Petting zoos, picking your own produce—such as spring’s sweet berries and summer’s peaches—and winding your way through fall’s corn mazes before choosing a pumpkin can give you a taste of rural life. But if you’re looking for a more immersive event, a farm tour offers a feast for the senses.
It could be said that food is our most important love language. “Mother Nature isn’t just a circle of life, it’s a circle of love—and one to be most revered,” says Sylvia Ganier, who works diligently on her organic farm in Nashville, Tennessee. Cultivating food is labor-intensive work with a low monetary yield; it’s ultimately a labor of love.

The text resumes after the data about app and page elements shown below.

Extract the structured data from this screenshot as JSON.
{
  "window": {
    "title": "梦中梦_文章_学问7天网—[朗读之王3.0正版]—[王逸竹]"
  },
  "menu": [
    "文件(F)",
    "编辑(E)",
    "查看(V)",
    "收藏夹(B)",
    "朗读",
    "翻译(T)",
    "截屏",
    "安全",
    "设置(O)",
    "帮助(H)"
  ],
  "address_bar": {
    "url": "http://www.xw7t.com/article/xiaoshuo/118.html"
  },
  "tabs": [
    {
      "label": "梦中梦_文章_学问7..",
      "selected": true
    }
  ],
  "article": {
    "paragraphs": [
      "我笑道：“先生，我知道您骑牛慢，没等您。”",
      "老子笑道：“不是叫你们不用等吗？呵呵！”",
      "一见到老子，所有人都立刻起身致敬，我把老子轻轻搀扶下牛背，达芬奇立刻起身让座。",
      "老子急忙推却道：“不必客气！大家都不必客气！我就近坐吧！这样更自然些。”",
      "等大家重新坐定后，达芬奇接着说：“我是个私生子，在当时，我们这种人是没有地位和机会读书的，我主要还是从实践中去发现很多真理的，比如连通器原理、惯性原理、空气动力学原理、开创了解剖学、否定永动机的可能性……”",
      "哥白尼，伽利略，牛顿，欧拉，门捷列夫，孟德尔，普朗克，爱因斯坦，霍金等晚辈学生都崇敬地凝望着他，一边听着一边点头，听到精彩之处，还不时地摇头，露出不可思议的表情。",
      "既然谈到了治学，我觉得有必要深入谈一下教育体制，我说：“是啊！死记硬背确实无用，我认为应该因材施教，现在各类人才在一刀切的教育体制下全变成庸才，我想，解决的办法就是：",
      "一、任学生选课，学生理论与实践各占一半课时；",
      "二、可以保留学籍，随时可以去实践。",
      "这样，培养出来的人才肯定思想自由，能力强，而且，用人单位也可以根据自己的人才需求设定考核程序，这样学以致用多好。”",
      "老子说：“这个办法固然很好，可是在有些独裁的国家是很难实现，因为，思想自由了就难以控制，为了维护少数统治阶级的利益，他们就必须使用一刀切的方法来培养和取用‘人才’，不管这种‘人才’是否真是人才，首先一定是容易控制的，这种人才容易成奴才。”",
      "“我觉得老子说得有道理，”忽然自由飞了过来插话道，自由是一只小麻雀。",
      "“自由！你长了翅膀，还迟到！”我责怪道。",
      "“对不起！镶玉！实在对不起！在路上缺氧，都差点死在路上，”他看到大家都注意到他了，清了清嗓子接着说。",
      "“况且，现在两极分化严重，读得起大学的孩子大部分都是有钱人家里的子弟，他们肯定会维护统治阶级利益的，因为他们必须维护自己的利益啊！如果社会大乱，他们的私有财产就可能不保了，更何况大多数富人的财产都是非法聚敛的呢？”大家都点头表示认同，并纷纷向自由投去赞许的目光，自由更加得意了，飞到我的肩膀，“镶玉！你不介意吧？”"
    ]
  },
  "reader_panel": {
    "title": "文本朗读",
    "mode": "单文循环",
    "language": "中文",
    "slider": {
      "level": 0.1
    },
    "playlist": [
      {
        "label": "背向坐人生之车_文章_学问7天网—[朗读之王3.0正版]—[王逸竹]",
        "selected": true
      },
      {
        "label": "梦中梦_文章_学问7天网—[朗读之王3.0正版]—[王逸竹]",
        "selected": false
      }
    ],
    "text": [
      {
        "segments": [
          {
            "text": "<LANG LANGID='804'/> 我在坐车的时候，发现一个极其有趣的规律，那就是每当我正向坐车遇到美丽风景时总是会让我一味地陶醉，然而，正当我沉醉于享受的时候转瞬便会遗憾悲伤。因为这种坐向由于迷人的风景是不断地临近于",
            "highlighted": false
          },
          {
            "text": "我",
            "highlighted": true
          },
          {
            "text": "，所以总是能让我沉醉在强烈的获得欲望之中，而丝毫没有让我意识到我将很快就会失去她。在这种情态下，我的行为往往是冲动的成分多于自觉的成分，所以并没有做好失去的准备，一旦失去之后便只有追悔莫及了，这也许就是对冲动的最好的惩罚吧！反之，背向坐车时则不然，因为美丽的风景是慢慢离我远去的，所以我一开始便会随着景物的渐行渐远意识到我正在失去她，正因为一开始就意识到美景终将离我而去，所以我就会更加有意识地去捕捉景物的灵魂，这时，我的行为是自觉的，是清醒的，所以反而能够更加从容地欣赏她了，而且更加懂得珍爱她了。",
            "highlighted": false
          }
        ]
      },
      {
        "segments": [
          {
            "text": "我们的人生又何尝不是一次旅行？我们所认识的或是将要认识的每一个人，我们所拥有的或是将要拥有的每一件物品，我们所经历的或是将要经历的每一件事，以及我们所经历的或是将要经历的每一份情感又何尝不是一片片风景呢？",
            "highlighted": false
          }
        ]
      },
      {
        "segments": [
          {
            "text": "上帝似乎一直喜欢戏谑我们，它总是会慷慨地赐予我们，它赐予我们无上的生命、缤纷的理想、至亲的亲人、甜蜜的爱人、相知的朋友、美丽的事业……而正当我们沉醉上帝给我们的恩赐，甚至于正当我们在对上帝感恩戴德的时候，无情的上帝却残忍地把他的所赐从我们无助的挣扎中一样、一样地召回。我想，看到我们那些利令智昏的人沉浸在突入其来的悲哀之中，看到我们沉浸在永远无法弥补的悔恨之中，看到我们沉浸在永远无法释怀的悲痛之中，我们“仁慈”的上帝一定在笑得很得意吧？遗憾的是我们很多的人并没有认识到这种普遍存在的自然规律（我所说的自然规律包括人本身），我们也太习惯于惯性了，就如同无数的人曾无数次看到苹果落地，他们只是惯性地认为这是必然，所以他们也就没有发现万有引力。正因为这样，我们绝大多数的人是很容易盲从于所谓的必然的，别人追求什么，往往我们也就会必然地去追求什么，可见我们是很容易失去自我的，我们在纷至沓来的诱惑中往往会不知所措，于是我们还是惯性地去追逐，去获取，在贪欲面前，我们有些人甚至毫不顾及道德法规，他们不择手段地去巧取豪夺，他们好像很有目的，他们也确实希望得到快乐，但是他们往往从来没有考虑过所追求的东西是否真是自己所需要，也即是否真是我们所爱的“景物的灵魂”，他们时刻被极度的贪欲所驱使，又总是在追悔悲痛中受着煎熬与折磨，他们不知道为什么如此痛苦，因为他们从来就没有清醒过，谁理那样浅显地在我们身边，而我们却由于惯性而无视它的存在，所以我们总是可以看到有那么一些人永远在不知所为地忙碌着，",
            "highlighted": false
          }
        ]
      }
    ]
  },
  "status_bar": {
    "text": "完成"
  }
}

If your mental image of a dairy farmer is someone perched on a three-legged stool to milk cows by hand, visit Hillcrest Farms for an update. The first robotic dairy farm in the state of Georgia is now giving tours at its fourth-generation farm in Dearing, a small community in McDuffie County near Augusta. Take part in a 90-minute tour and you’ll come face-to-face with cows, learn how the high-tech approach to milking has been implemented and how the cows have reacted (spoiler alert: they’re happy!), learn something new, spend time with nature, and bring new meaning to the phrase ‘farm-to-table.’
Thanksgiving may look different this year at most homes, but the real VIP at your holiday table can continue tradition: the Thanksgiving turkey. Each November an estimated 46 million turkeys are consumed around Thanksgiving, according to the U.S. Poultry & Egg Association. To learn more about turkeys, we headed straight to farmers who raise heritage breeds and are serving up insights along with some recipes here.
Feeling the summer heat? Cool down with a refreshing glass of sparkling water mixed with some Tait Farm Raspberry Shrub. Shrubs—concentrated syrups that combine fruit, sugar, and vinegar—are resurging in popularity. Typically added to water or spirits, they’re turning up at trendy bars in creative cocktails as well as interesting non-alcoholic alternatives. Shrubs were first popular in England in the 17th and 18th centuries; it was a common way to preserve fruits before refrigeration. The term "shrub" is a variant of the word "shurb" from the Arabic word "sharāb" which means "to drink." Early colonists brought the beverage to America, to places like City Tavern in Philadelphia, where Tait Farm Raspberry Shrub offers a sip of history on its Colonial drinks menu.
One of summer’s great joys is celebrating the earth’s bounty by going to a farmers’ market. Purchasing seasonal produce directly from the hand that planted and tended that asparagus spear, strawberry, or tomato offers a visceral connection to the land.
Taste of Talbot County, Maryland Story by Katie DeTar Talbot County, Maryland, boasts the most shoreline of any county in the USA—600 miles! The land curves in, out, and around the Chesapeake Bay, offering photogenic scenes in practically every direction. The area bursts with abundant boating and watersport opportunities, friendly
Palm Springs: Date Capital USA Story by Renee Sklarew America’s date capital can’t even claim the fruit as native. Palm Springs, California is home to a sunny oasis known as the Coachella Valley. Here, 80-foot tall palm trees cover more than 6,500 acres and yield a prized fruit that earns the
“Find” Dining: Learn to Forage with Expert Guides Story by Ginger Warder Be Safe! Never eat wild plants without the guidance of a local expert, such as those found at the Native Plant Society Forget farm-to-table dining and take a learning leap into field and forest-to-table dining. Foraging—a
Fairytales are responsible for the word “pumpkin,” which first appeared in print in the 17th century. Pumpkins served as a magical coach in nursery rhyme long before becoming a symbol for the month of October. Today, foodies enjoy pumpkins’ ability to grow in the garden, add delicious flavor to a wide range of foods, plus stand as seasonal décor from Halloween through Thanksgiving.